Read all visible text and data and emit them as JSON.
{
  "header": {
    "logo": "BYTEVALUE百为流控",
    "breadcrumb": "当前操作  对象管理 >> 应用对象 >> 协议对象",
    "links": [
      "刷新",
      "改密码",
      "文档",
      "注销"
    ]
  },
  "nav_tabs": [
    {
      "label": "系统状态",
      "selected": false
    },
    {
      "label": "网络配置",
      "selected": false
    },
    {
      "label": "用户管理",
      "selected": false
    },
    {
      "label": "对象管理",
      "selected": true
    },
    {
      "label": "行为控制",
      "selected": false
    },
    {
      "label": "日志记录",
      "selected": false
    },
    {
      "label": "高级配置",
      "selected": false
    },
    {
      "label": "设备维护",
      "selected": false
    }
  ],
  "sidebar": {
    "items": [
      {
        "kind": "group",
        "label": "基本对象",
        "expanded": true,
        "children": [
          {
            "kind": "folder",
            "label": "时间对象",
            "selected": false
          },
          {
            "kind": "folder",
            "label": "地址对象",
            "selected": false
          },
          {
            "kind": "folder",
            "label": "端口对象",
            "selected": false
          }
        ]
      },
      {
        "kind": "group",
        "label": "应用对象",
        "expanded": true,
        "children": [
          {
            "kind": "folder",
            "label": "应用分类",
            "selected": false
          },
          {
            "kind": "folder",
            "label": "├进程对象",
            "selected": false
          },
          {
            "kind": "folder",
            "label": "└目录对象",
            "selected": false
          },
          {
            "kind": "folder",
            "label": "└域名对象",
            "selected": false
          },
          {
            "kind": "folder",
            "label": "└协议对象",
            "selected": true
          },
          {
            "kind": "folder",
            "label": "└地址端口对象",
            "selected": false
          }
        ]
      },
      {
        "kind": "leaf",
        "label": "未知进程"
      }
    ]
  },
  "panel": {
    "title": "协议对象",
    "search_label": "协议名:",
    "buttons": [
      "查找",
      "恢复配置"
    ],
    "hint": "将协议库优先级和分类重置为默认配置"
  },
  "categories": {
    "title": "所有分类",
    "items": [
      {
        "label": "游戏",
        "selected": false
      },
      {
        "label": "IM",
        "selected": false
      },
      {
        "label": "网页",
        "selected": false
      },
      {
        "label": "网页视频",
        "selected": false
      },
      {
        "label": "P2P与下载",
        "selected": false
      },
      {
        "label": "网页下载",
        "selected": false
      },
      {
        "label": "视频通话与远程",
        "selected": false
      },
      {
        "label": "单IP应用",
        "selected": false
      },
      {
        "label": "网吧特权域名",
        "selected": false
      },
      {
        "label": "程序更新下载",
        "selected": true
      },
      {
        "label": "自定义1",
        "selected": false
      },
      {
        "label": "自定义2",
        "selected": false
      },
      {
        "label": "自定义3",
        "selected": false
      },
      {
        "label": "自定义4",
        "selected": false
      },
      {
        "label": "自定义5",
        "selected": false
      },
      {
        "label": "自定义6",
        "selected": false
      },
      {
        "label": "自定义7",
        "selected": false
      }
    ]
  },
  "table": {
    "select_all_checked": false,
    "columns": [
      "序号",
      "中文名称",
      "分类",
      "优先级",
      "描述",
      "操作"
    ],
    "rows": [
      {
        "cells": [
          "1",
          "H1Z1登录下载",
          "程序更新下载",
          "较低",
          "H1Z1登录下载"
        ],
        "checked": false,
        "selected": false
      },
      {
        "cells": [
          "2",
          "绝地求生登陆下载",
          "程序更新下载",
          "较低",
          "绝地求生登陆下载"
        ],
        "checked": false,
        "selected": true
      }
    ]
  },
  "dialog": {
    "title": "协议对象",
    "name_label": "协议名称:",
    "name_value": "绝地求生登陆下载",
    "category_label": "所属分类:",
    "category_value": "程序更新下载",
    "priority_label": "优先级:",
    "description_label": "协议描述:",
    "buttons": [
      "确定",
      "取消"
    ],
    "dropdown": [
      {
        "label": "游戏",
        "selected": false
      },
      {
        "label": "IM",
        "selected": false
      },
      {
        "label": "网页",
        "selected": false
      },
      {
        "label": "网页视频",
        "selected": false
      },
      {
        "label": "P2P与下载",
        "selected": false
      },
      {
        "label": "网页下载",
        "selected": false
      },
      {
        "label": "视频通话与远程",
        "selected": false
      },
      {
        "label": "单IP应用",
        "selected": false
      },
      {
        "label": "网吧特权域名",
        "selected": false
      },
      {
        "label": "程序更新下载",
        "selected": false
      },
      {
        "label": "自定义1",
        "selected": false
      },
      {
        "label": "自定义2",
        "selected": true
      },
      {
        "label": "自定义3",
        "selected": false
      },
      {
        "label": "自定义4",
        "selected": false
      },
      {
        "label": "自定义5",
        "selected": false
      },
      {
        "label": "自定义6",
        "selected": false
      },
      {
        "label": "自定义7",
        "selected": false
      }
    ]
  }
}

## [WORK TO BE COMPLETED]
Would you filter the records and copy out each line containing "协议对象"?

## [WRITTEN ANSWER]
    "breadcrumb": "当前操作  对象管理 >> 应用对象 >> 协议对象",
            "label": "└协议对象",
    "title": "协议对象",
    "title": "协议对象",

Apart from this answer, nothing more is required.